I ran across a couple of documents I had not seen about what was going on before the failed Indiana Welfare Eligibility Modernization was into full swing.  A couple of documents are very telling about the mindset of the administration.  The first is from FSSA called Eligibility Modernization: The Need for Change and the second is an article that appeared in reason.org called Steering Not Rowing.

The FSSA document cited six reasons on why the welfare eligibility system needed to be changed.  They were:

  1. Worst record of welfare reform in the country
  2. High error rates
  3. Slow processes that fall short of federal guidelines and provide poor customer service
  4. Inconvenient access
  5. Lack of consistency
  6. Lack of tracking capabilities and proper accounting programs

In the article Steering Not Rowing former FSSA Secretary E. Mitchell Roob outlined the problems in light of forthcoming solutions:

  • Lack of a central accounting system
  • A paper-based system
  • A general rule based on theory that if you can find someone in the private sector doing a service that mirrors what the government is doing, chances are the private company is doing at much higher quality and a much lower cost.
  • Efficiency leads to costs savings.

The State of Indiana (in general) has spent a lot of time putting in systems to track costs.  They spent millions implementing a Peoplesoft system to do just this.  The problem is they have spent so little time looking at the causes of costs.  Tracking costs does nothing to improve them.  In fact, spending money on ways to identify costs adds to costs and that is waste.

FSSA would be better off spending time finding the causes of costs associated with the design and management of work.  They are in the system (structure, work design, measures, technology, management thinking, etc.) and end-to-end flow from a customer perspective.  Something that typical government management can’t or won’t see. 

The assumptions around technology, automation and “paper-less” systems is one I see killing government on a routine basis.  Technology companies are making lots of money and nothing is getting better. 

The problem is the work design and not the need for more technology.  We perpetuate poor work designs by adding technology or automating them.  For government management it is to lock in the costs of a bad design.
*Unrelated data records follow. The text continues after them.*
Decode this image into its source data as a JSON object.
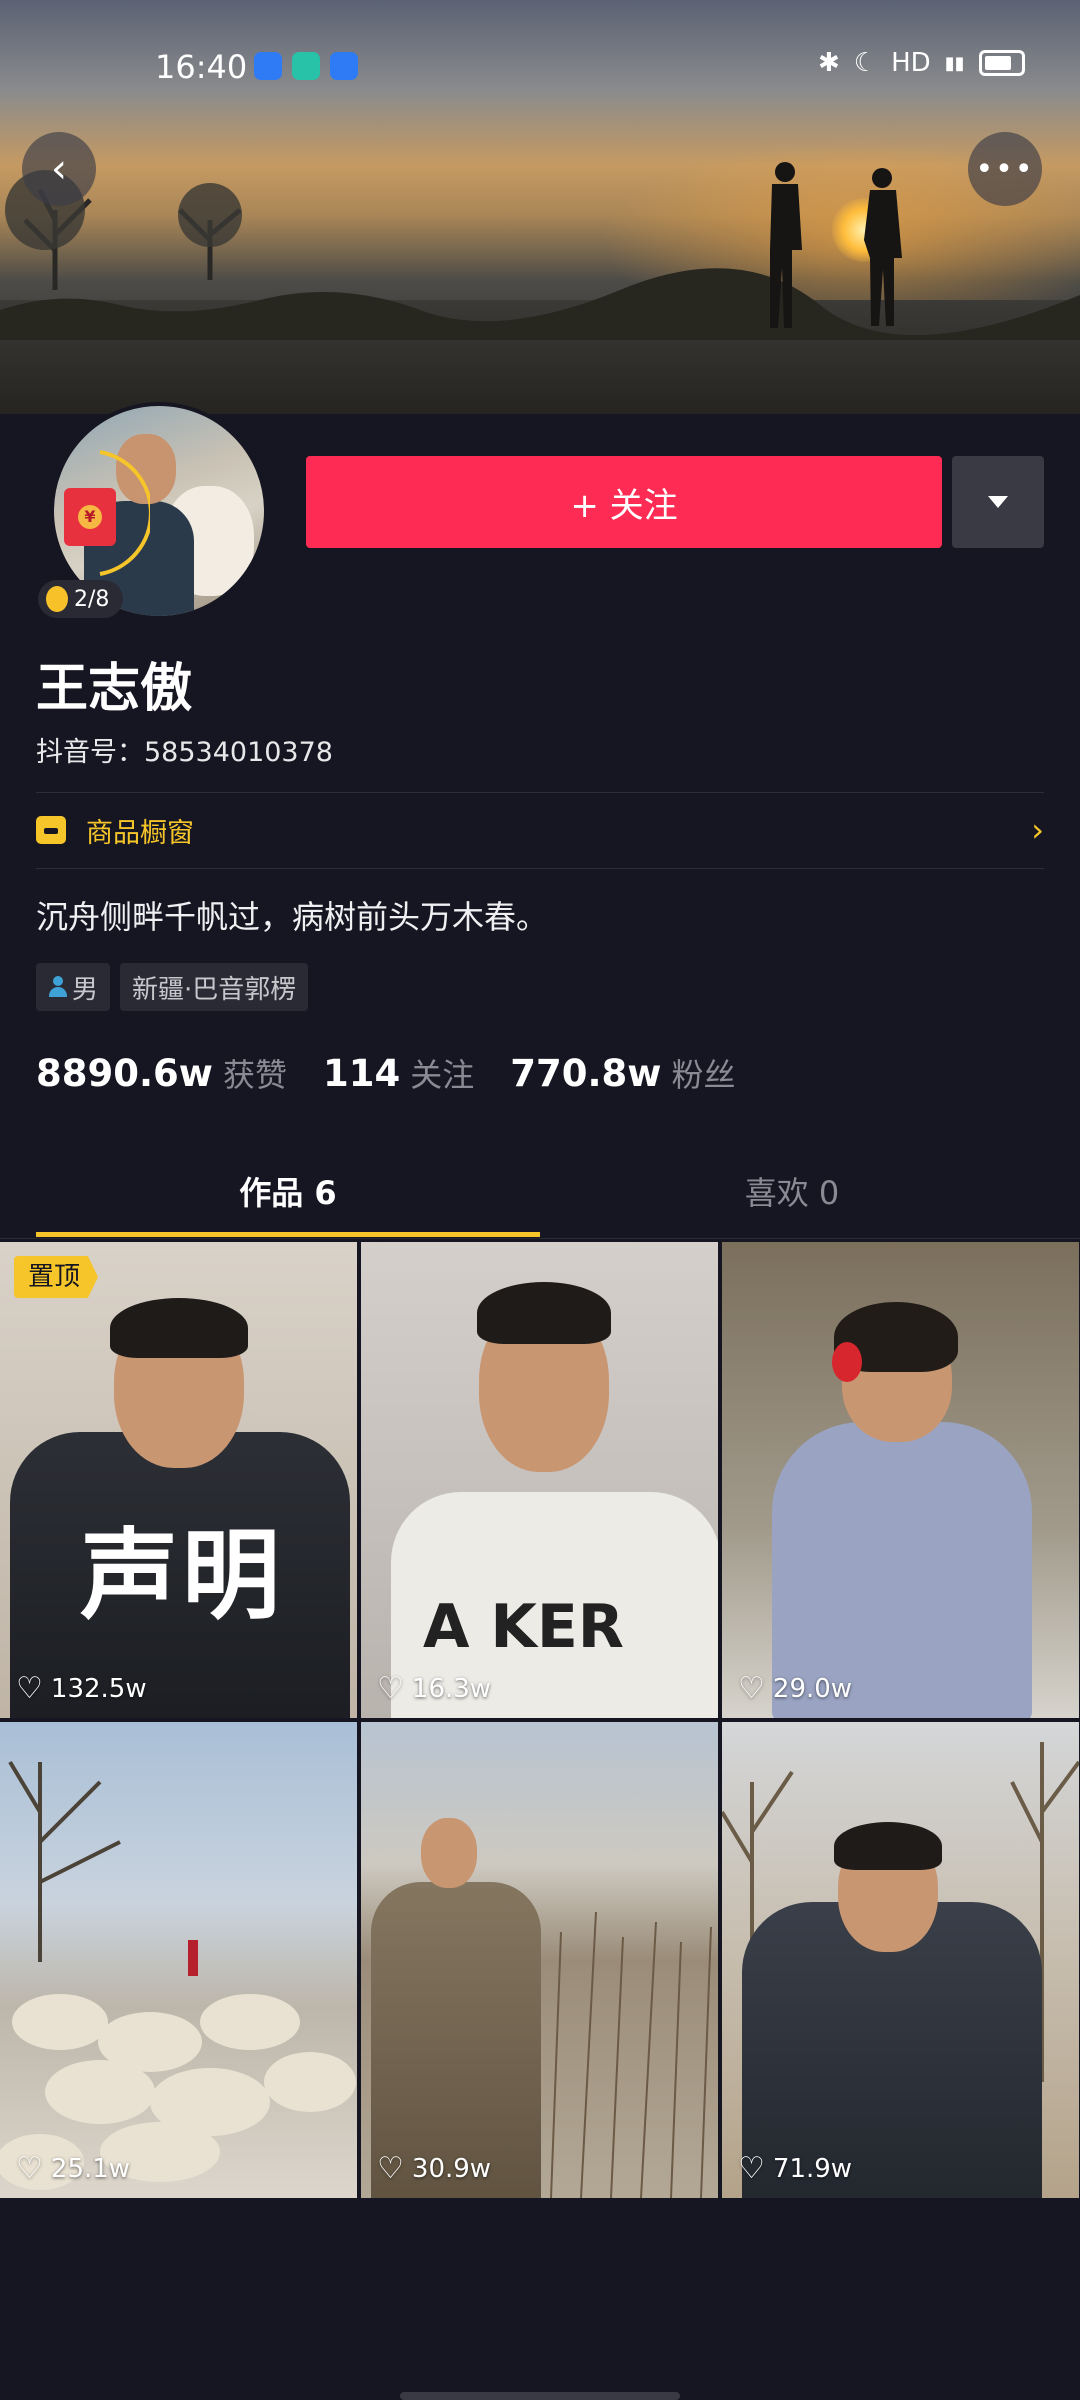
{
  "status_bar": {
    "time": "16:40",
    "network": "HD"
  },
  "profile": {
    "name": "王志傲",
    "douyin_id_label": "抖音号：58534010378",
    "coin_progress": "2/8",
    "follow_label": "+ 关注",
    "shop_label": "商品橱窗",
    "bio": "沉舟侧畔千帆过，病树前头万木春。",
    "tags": [
      {
        "label": "男",
        "icon": "person-icon"
      },
      {
        "label": "新疆·巴音郭楞"
      }
    ],
    "stats": [
      {
        "value": "8890.6w",
        "label": "获赞"
      },
      {
        "value": "114",
        "label": "关注"
      },
      {
        "value": "770.8w",
        "label": "粉丝"
      }
    ]
  },
  "tabs": [
    {
      "label": "作品 6",
      "active": true
    },
    {
      "label": "喜欢 0",
      "active": false
    }
  ],
  "videos": [
    {
      "likes": "132.5w",
      "pinned_label": "置顶",
      "overlay_text": "声明"
    },
    {
      "likes": "16.3w",
      "shirt_text": "A KER"
    },
    {
      "likes": "29.0w"
    },
    {
      "likes": "25.1w"
    },
    {
      "likes": "30.9w"
    },
    {
      "likes": "71.9w"
    }
  ],
  "colors": {
    "background": "#161622",
    "accent_red": "#fe2c55",
    "accent_yellow": "#f5c52a"
  }
}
Front office/back office and functional designs aren’t questioned they are automated.  For example, worker A passes documents to worker B  and the decision is made to automate the process.  Do we need the hand-off or the document?  This goes unquestioned and if you think about it IT companies don’t want to get rid of a poor design.  A poor design means lots of front office/back office and functional designs and the more of these we have the more revenue IT companies get to automate them or make them paperless.
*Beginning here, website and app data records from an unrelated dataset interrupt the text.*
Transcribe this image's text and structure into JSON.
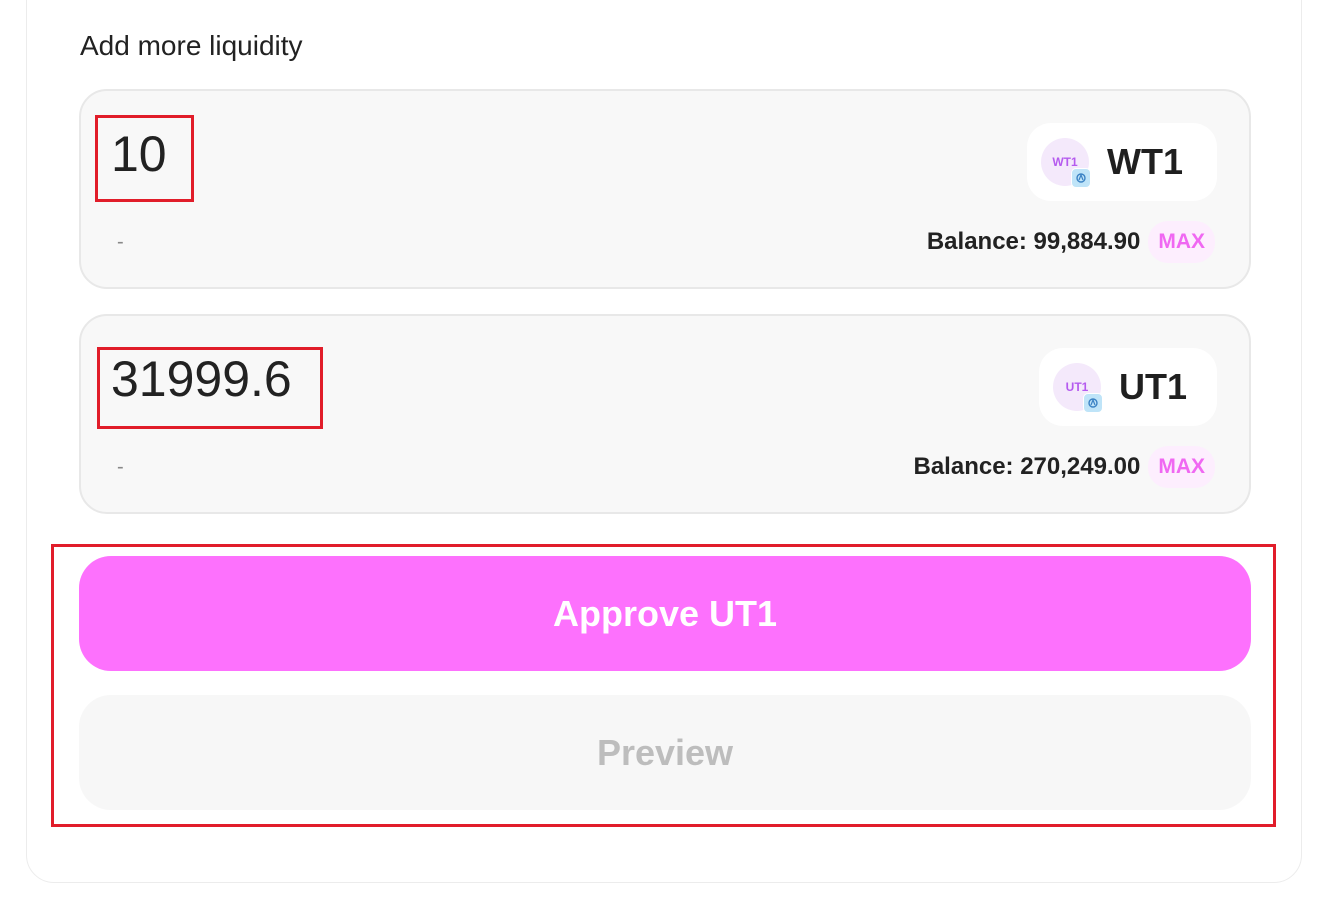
{
  "section": {
    "title": "Add more liquidity"
  },
  "tokens": [
    {
      "amount": "10",
      "usd_value": "-",
      "symbol": "WT1",
      "logo_text": "WT1",
      "balance": "Balance: 99,884.90",
      "max_label": "MAX"
    },
    {
      "amount": "31999.6",
      "usd_value": "-",
      "symbol": "UT1",
      "logo_text": "UT1",
      "balance": "Balance: 270,249.00",
      "max_label": "MAX"
    }
  ],
  "actions": {
    "approve_label": "Approve UT1",
    "preview_label": "Preview"
  },
  "colors": {
    "accent": "#fd71fd",
    "max_text": "#f068f2",
    "highlight": "#e11d2a"
  }
}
The premise that efficiency leads to cost savings is unfounded.  Government management needs to learn to be effective.  A focus on costs and efficiency usually drives sub-optimization.  This means that we drive costs down in one area, but total costs are driven up.

The public sector would be wise to see John Seddon’s “Law of Costs.”  This is where government costs increase in proportion to the variety of demand.  The traditional design of government work is such that freedom must give way to efficiency . . . meaning the worker must be controlled.  The management paradox is that freedom by the worker is what gains efficiencies as the worker is best able to absorb the variety of demand that comes to government work. 

The ability to absorb variety by the worker requires less technology as only people can abosrb variety effectively.  Something that technology companies don’t want governments to understand.

Public sector innovation is possible, but it requires a new line of thinking about the design and management of work.  The State of Indiana and FSSA continues to miss opportunity as they are blinded by oversight thinking,  an obsession with technology and cynical view of the role of the worker.

We help government entities innovate through our unique approach to the design and management of work.  We can help you “see” the waste and sub-optimization of your systems and work with you to change management thinking and redesign.  To learn more go to www.thesystemsthinkingreview.com or contact the North American office at info.newsystemsthinking.com or (317)849-8670.